CybersecurityThe past, present, and future of ransomware

Published 13 April 2016

The rise of ransomware over the past year is an ever growing problem. Business often believe that paying the ransom is the most cost effective way of getting their data back — and this may also be the reality. The problem we face is that every single business that pays to recover their files, is directly funding the development of the next generation of ransomware. As a result of this we are seeing ransomware evolve at an alarming rate.

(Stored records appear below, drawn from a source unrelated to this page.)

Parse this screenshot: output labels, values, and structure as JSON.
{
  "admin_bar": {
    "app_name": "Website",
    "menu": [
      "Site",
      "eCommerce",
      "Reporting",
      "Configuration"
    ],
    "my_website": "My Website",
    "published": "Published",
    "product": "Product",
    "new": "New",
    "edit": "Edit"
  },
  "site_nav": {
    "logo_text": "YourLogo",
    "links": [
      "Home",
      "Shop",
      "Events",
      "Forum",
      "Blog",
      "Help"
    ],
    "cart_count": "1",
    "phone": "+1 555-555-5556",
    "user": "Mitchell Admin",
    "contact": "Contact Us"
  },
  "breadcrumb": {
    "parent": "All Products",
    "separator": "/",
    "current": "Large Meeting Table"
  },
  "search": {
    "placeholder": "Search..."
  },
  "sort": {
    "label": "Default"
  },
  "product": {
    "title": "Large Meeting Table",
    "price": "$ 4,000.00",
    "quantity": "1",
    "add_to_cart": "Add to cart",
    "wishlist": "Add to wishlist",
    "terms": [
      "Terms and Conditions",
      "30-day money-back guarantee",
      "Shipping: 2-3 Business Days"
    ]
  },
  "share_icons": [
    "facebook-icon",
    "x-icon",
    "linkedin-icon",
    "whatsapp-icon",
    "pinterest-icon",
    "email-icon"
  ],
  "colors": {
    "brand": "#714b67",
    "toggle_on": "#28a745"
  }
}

The rise of ransomware over the past year is an ever growing problem. Business often believe that paying the ransom is the most cost effective way of getting their data back — and this may also be the reality. The problem we face is that every single business that pays to recover their files, is directly funding the development of the next generation of ransomware. Cisco says thatas a result of this weare seeing ransomware evolve at an alarming rate.

Cisco researchers have posted a blog post which explores traits of highly effective strains of self-propagating malware of the past, as well as advances in tools to facilitate lateral movement. This research is important as the researchers expect adversaries to begin utilizing these capabilities in ransomware going forward. The blog post focuses on two avenues of thought — that our past is chock full of successful malware, and that successful cyber extortionists will look to the past to create new and evolving threats going forward.

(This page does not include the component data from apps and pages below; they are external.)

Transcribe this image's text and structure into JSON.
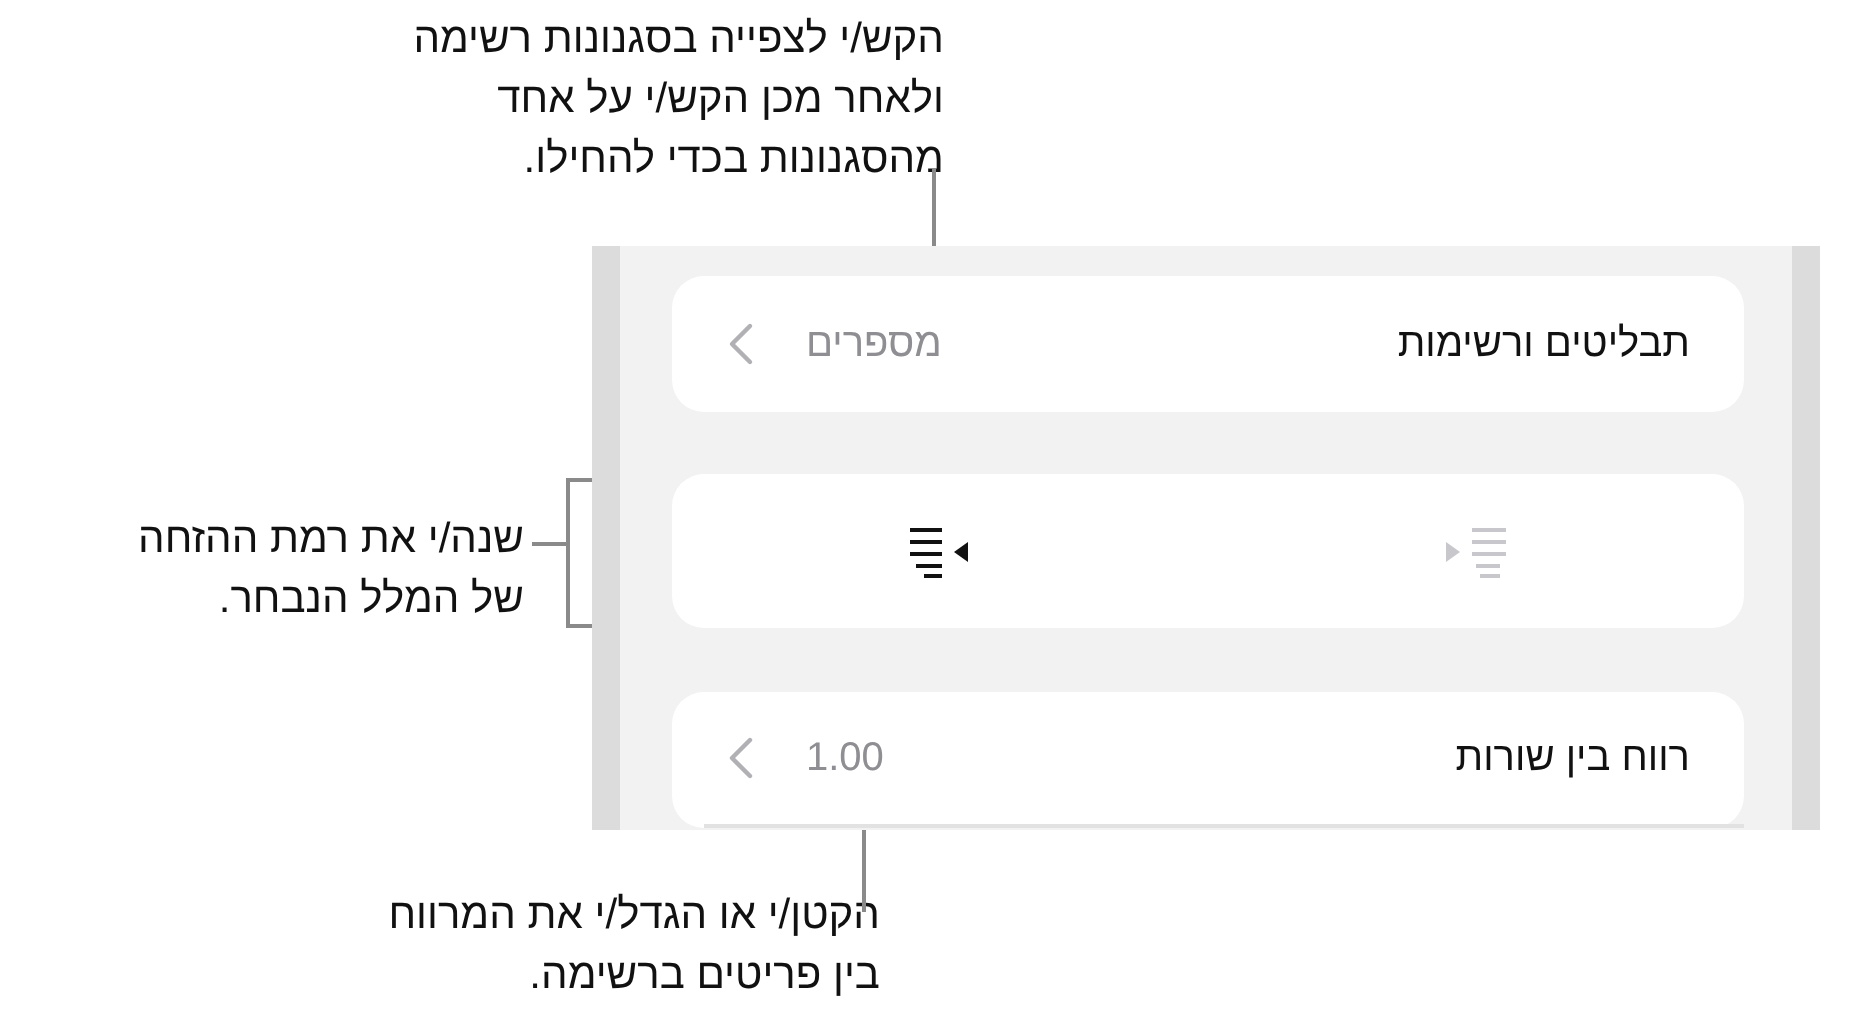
{
  "callouts": [
    {
      "kind": "top",
      "lines": [
        "הקש/י לצפייה בסגנונות רשימה",
        "ולאחר מכן הקש/י על אחד",
        "מהסגנונות בכדי להחילו."
      ]
    },
    {
      "kind": "side",
      "lines": [
        "שנה/י את רמת ההזחה",
        "של המלל הנבחר."
      ]
    },
    {
      "kind": "bottom",
      "lines": [
        "הקטן/י או הגדל/י את המרווח",
        "בין פריטים ברשימה."
      ]
    }
  ],
  "panel": {
    "rows": [
      {
        "kind": "disclosure",
        "label": "תבליטים ורשימות",
        "value": "מספרים"
      },
      {
        "kind": "indent",
        "buttons": [
          {
            "kind": "decrease",
            "disabled": true
          },
          {
            "kind": "increase",
            "disabled": false
          }
        ]
      },
      {
        "kind": "disclosure",
        "label": "רווח בין שורות",
        "value": "1.00",
        "divider": true
      }
    ]
  }
}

Ransomware as we know it today has a sort of “spray and pray” mentality; they hit as many individual targets as they can as quickly as possible. Typically, payloads are delivered via exploit kits or mass phishing campaigns. Recently a number of scattered ransomware campaigns deliberately targeting enterprise networks, have come to light. The researchers say they believe that this is a harbinger of what’s to come — a portent for the future of ransomware.

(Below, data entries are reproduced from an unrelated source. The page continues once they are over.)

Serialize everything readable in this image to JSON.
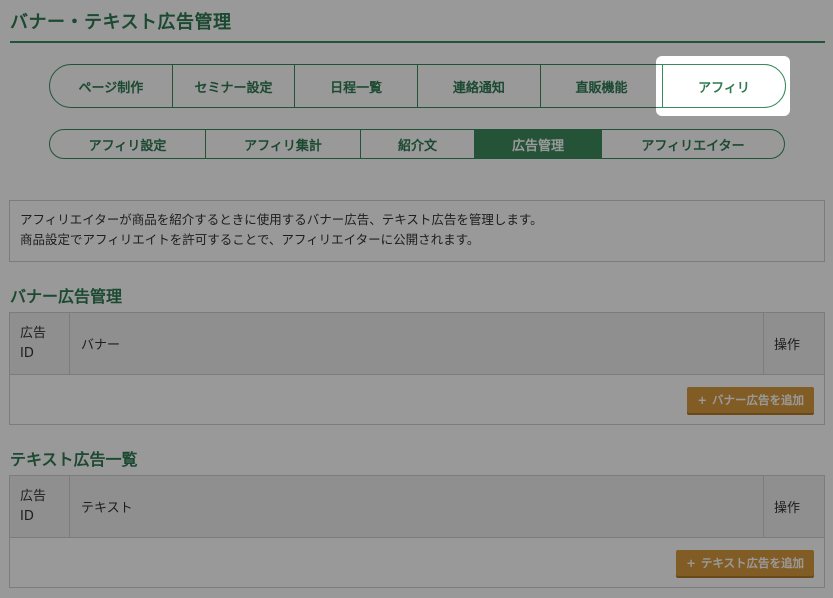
{
  "page": {
    "title": "バナー・テキスト広告管理"
  },
  "main_nav": {
    "tabs": [
      {
        "label": "ページ制作"
      },
      {
        "label": "セミナー設定"
      },
      {
        "label": "日程一覧"
      },
      {
        "label": "連絡通知"
      },
      {
        "label": "直販機能"
      },
      {
        "label": "アフィリ"
      }
    ]
  },
  "sub_nav": {
    "tabs": [
      {
        "label": "アフィリ設定"
      },
      {
        "label": "アフィリ集計"
      },
      {
        "label": "紹介文"
      },
      {
        "label": "広告管理",
        "active": true
      },
      {
        "label": "アフィリエイター"
      }
    ]
  },
  "info": {
    "line1": "アフィリエイターが商品を紹介するときに使用するバナー広告、テキスト広告を管理します。",
    "line2": "商品設定でアフィリエイトを許可することで、アフィリエイターに公開されます。"
  },
  "banner_section": {
    "title": "バナー広告管理",
    "col_id_line1": "広告",
    "col_id_line2": "ID",
    "col_main": "バナー",
    "col_op": "操作",
    "add_button": "バナー広告を追加",
    "add_icon": "+"
  },
  "text_section": {
    "title": "テキスト広告一覧",
    "col_id_line1": "広告",
    "col_id_line2": "ID",
    "col_main": "テキスト",
    "col_op": "操作",
    "add_button": "テキスト広告を追加",
    "add_icon": "+"
  },
  "colors": {
    "brand_green": "#2f7a52",
    "active_tab": "#3d8a5e",
    "add_button": "#d99a3e"
  }
}
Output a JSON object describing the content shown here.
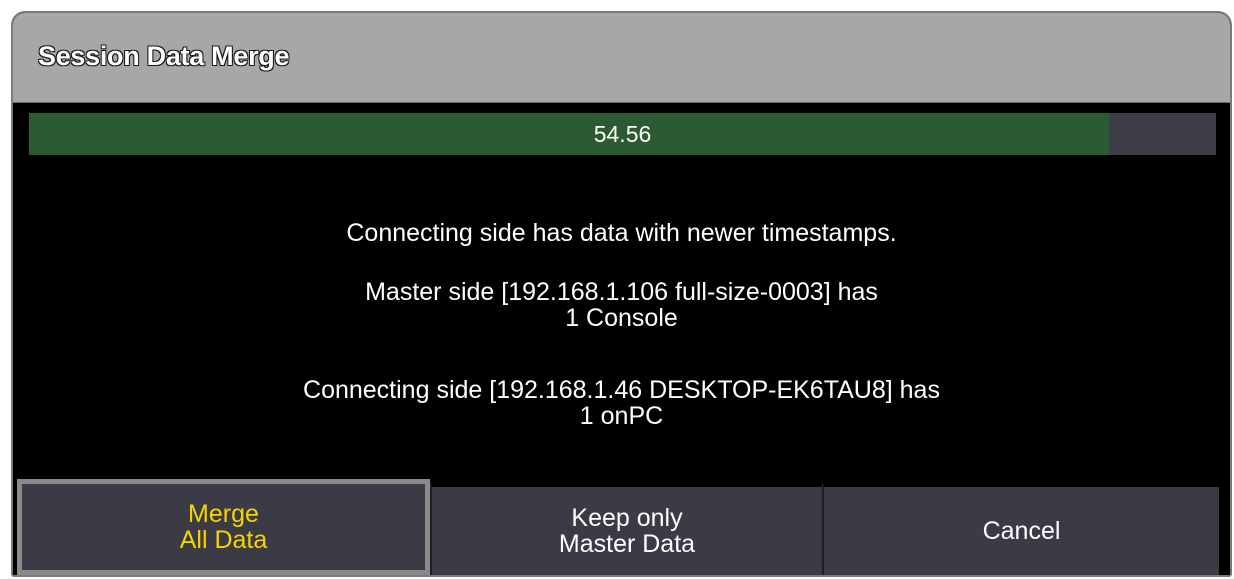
{
  "dialog": {
    "title": "Session Data Merge",
    "progress": {
      "label": "54.56",
      "percent": 91
    },
    "messages": {
      "line1": "Connecting side has data with newer timestamps.",
      "master_line1": "Master side [192.168.1.106 full-size-0003] has",
      "master_line2": "1 Console",
      "connecting_line1": "Connecting side [192.168.1.46 DESKTOP-EK6TAU8] has",
      "connecting_line2": "1 onPC"
    },
    "buttons": {
      "merge_line1": "Merge",
      "merge_line2": "All Data",
      "keep_line1": "Keep only",
      "keep_line2": "Master Data",
      "cancel": "Cancel"
    }
  },
  "colors": {
    "titlebar": "#a7a7a7",
    "background": "#000000",
    "progress_fill": "#2c5a33",
    "progress_track": "#3b3c46",
    "button": "#3a3b45",
    "selected_text": "#f5d400"
  }
}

Traditionally, malware was never terribly concerned with the destruction of data or denial of access to its contents; with few notable exceptions, data loss was mostly a side-effect of malware campaigns. Most actors were concerned with sustained access to data or the resources a system provided to meet their objectives. Ransomware is a change to this paradigm from subversion of systems to outright extortion; actors are now denying access to data, and demanding money to restore access to that data. The Cisco blog post discusses the latest ransomware trends as well as how to defend your enterprise against this threat.

— Read more in Ransomware: Past, Present, and Future (Talos Intel, April 2016)